Born in Harlem, New York on January 23, 1935, Robert Parris Moses was an educator and an icon of the Civil Rights Movement. He was one of three children born to Gregory H. Moses, a janitor, and Louise Parris Moses, a homemaker. He graduated with honors from Hamilton College in Clinton, New York with a B.A. in philosophy in 1956. He was pursuing a doctorate at Harvard University and had already earned an M.A. in philosophy when he left school following the death of his mother in 1958. After returning to New York, he began teaching mathematics at the Horace Mann School in the Bronx.
Robert Moses–known as Bob–appeared on the civil rights scene during the early 1960s. His first involvement came with the Southern Christian Leadership Conference (SCLC), where he organized a youth march in Atlanta to promote integrated education. After meeting with Ella Baker and attending the founding meeting of the Student Nonviolent Coordinating Committee (SNCC) in 1960, he joined the movement. Two years later, he became strategic coordinator and project director with the newly formed Council of Federated Organizations (COFO) in Mississippi. In 1964, Moses led the voter registration campaign in the Freedom Summer movement. He also co-founded the Mississippi Freedom Democratic Party, which attempted to replace the segregationist-dominated Mississippi Democratic Party delegation at the 1964 Democratic National Convention. Throughout his involvement in the civil rights movement, Moses was subjected to physical violence and arrested numerous times in Mississippi. By early 1965, Moses had resigned from both SNCC and COFO and began to focus on the anti-war movement.

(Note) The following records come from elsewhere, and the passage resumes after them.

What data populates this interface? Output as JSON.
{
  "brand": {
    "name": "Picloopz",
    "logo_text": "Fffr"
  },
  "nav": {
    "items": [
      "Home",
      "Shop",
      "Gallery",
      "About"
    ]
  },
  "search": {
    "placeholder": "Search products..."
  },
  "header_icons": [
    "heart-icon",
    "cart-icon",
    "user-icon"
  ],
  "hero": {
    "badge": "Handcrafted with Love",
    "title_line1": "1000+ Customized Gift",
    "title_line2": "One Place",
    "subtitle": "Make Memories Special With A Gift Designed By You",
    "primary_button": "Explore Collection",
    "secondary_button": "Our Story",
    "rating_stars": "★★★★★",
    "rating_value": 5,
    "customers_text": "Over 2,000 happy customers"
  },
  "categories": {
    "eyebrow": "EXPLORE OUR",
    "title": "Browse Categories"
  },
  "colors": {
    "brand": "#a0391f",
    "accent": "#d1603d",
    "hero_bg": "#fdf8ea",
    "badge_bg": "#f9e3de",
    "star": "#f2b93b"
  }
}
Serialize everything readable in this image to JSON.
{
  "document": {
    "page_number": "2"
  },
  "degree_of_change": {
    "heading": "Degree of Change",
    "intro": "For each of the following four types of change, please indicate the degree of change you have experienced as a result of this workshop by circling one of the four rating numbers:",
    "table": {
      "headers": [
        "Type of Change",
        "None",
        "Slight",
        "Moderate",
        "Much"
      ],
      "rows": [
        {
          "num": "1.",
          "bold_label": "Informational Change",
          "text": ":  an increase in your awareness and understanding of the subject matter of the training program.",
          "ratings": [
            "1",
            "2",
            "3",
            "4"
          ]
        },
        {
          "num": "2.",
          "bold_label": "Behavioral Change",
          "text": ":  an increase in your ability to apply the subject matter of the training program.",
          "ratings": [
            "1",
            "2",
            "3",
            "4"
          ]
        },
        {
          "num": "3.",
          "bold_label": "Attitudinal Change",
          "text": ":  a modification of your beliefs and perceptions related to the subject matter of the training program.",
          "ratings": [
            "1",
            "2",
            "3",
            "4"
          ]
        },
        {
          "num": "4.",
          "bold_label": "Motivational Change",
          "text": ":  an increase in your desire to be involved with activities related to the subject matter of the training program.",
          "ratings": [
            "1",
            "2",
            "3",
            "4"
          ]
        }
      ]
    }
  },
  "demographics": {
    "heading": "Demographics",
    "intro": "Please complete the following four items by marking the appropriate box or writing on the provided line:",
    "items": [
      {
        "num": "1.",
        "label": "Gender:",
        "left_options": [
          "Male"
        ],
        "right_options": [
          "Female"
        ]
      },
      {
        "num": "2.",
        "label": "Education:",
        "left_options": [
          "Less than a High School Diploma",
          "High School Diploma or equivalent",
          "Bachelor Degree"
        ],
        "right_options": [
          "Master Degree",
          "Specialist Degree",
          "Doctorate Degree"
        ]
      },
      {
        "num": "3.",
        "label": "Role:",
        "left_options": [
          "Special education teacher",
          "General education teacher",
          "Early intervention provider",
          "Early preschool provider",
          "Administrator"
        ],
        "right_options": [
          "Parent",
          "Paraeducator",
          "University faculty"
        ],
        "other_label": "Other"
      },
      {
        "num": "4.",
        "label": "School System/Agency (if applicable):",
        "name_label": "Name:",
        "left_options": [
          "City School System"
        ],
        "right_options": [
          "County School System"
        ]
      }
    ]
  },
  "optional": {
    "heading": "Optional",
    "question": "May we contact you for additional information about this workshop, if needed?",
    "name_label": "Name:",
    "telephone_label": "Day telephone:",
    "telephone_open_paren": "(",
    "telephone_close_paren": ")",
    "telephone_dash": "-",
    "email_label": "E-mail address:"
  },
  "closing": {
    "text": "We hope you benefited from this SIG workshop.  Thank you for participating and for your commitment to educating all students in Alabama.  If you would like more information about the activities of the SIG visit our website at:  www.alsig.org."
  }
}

In 1966, Moses, a conscientious objector to the Vietnam War, fled to Canada to escape the draft. Two years later, he and his wife Janet (Jemmott) Moses, moved to Tanzania, where they taught English and mathematics for eight years. Upon his return to the United States in the 1970s, Moses resumed his graduate studies at Harvard.
In 1982, Moses founded the Algebra Project. which strives to bring “math literacy” to low income citizens. Moses argued that math literacy was key to improve economic and social conditions. He saw the program as a continuation of the grassroots work of the Civil Rights Movement and a “gateway to equality.” The Algebra Project has worked with tens of thousands of students across the United States.
Moses received a MacArthur Foundation Grant in 1982. Additional awards and honors include an Essence Award (1997); the War Resisters League Peace Award (1997); a Heinz Award for the Human Condition (1999); and numerous honorary doctorates, including one from both his alma maters, Hamilton College (1991) and Harvard University (2006).
Robert Moses passed away in Hollywood, Florida on July 25, 2021. He was 86 years old. He is survived by his wife, Dr. Janet Moses; two daughters, Maisha and Malaika; two sons, Omowale and Tabasuri; and seven grandchildren.